We are under oppression and our oppessors are choking our voices, but we will be heard. We will redeem ourselves in the great ways of our ancestors and the Great Spirit.
EMRIP16: Item 9 – United Nations Declaration on the Rights of Indigenous Peoples, including report on Establishing Monitoring Mechanisms.
The implementation of UNDRIP remains only on paper, not in the practice.
EMRIP16: Item 9 – Interactive dialogue with UNPFII, the Special Rapporteur on the Rights of Indigenous Peoples, and the UN Voluntary Fund for Indigenous Peoples (public)
I would request the Voluntary Fund for Indigenous Peoples to expand its program of funding to the indigenous representatives to attend various UN sessions.
EMRIP16: Item 8 – Panel discussion on the rights of Indigenous Peoples to engage freely in all their traditional and other economic activities, with a focus on fishing practices.
The recognition by the Government as enshrined in the UNDRIP, including the roles of NHRI, to the IPs of Marine, coastal and small islands are very much needed.
EMRIP16: Item 8 – The Right of Indigenous Peoples to engage freely in all their traditional and other economic activities, with a focus on fishing practice

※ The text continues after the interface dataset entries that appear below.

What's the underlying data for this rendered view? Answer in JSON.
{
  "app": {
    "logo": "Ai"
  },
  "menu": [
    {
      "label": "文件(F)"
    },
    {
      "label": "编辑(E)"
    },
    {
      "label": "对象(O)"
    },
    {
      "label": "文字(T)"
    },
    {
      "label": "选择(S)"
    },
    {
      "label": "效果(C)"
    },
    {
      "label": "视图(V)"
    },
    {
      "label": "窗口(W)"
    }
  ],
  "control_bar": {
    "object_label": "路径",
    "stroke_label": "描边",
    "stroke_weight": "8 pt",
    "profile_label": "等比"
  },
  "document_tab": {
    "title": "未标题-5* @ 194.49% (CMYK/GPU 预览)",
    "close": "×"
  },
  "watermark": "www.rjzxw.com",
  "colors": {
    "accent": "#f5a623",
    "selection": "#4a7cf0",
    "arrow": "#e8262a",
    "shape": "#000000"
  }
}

We request the EMRIP and other UN organizations to urge the Japanese Government and other States to obligate their law enforcement officials and legal professionals to master international human rights laws and treaties.
Indigenous Peoples Organizations, UNESCO, WMO, WHO, OHCHR, IPBES, BES-Net and IPCC

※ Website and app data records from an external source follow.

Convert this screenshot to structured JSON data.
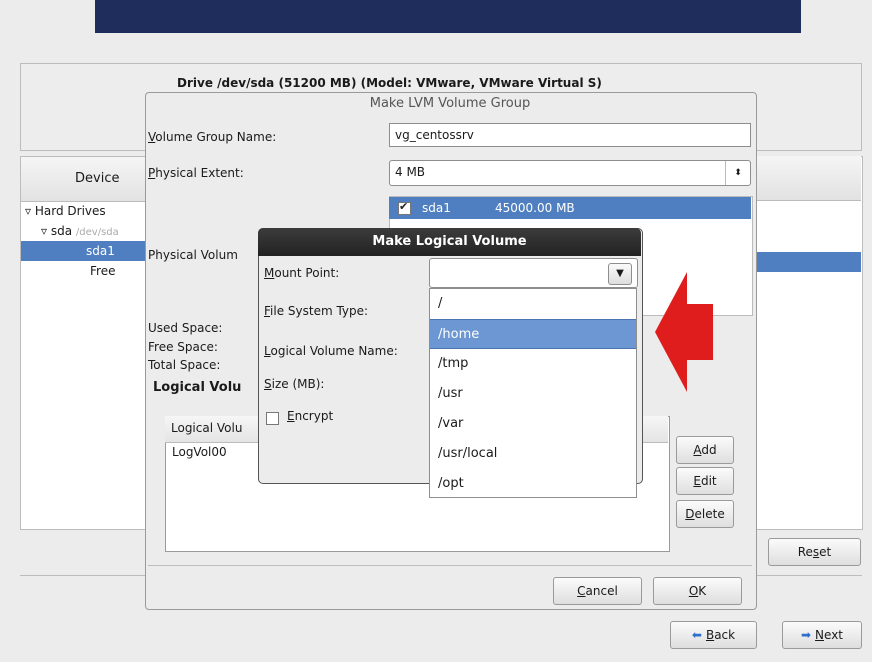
{
  "drive_label": "Drive /dev/sda (51200 MB) (Model: VMware, VMware Virtual S)",
  "device_panel": {
    "header": "Device",
    "tree": [
      "Hard Drives",
      "sda",
      "/dev/sda",
      "sda1",
      "Free"
    ]
  },
  "main_buttons": {
    "reset": "Reset",
    "back": "Back",
    "next": "Next"
  },
  "lvm_dialog": {
    "title": "Make LVM Volume Group",
    "vg_name_label": "Volume Group Name:",
    "vg_name_value": "vg_centossrv",
    "pe_label": "Physical Extent:",
    "pe_value": "4 MB",
    "pv_label": "Physical Volum",
    "pv_row": {
      "name": "sda1",
      "size": "45000.00 MB",
      "checked": true
    },
    "used_space_label": "Used Space:",
    "free_space_label": "Free Space:",
    "total_space_label": "Total Space:",
    "lv_section_label": "Logical Volu",
    "lv_table_header": "Logical Volu",
    "lv_rows": [
      "LogVol00"
    ],
    "add": "Add",
    "edit": "Edit",
    "delete": "Delete",
    "cancel": "Cancel",
    "ok": "OK"
  },
  "mlv_dialog": {
    "title": "Make Logical Volume",
    "mount_point_label": "Mount Point:",
    "fs_type_label": "File System Type:",
    "lv_name_label": "Logical Volume Name:",
    "size_label": "Size (MB):",
    "encrypt_label": "Encrypt",
    "mount_point_value": ""
  },
  "mount_options": [
    "/",
    "/home",
    "/tmp",
    "/usr",
    "/var",
    "/usr/local",
    "/opt"
  ],
  "mount_selected": "/home",
  "colors": {
    "selection": "#4f7fc0",
    "highlight": "#6c97d3",
    "arrow": "#e01d1d",
    "banner": "#1e2d5c"
  }
}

Indigenous Peoples in Asia face regression and rejection of our inherent rights and rights enshrined in the UNDRIP.
EMRIP16: Item 6 – Joint Statement of Indigenous Peoples Network of Malaysia (JOAS), Center for Orang Asli Concerns (COAC), Sarawak Dayak Iban Association (SADIA) and PACOS Trust.
We call upon the Malaysia government, to initiate engagements with Expert Mechanism on the Rights of Indigenous Peoples and Indigenous People in Malaysia to establish constructive collaboration.
Until the invasion of the Japanese people, the Aynu have lived off the natural resources of the Aynu land of Yaunmosir, including going into the forests to cut trees, going into the rivers to catch salmon, and catching fish and seaweed in the sea.
We emphasize the necessity of developing a plan centered on the Ainu community for the Ainu language and another one centered on the Ryukyuan community for the Ryukyuan languages.